--- Extracted entries ---

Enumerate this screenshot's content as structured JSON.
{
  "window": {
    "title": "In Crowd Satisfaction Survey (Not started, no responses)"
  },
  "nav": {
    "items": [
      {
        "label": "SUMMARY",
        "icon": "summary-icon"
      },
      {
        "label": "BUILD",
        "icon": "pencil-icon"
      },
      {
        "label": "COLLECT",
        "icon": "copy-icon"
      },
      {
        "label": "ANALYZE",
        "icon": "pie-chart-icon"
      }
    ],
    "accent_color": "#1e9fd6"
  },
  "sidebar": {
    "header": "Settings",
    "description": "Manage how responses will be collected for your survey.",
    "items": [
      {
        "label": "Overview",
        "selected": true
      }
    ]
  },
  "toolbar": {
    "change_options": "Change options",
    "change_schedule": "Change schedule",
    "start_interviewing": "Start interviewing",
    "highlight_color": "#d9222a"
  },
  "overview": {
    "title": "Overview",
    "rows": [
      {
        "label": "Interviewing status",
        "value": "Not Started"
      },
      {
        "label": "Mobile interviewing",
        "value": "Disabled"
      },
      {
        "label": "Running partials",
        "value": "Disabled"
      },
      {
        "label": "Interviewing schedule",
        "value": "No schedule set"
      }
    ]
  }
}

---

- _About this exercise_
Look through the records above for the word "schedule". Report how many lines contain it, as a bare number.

- _Your solution_
3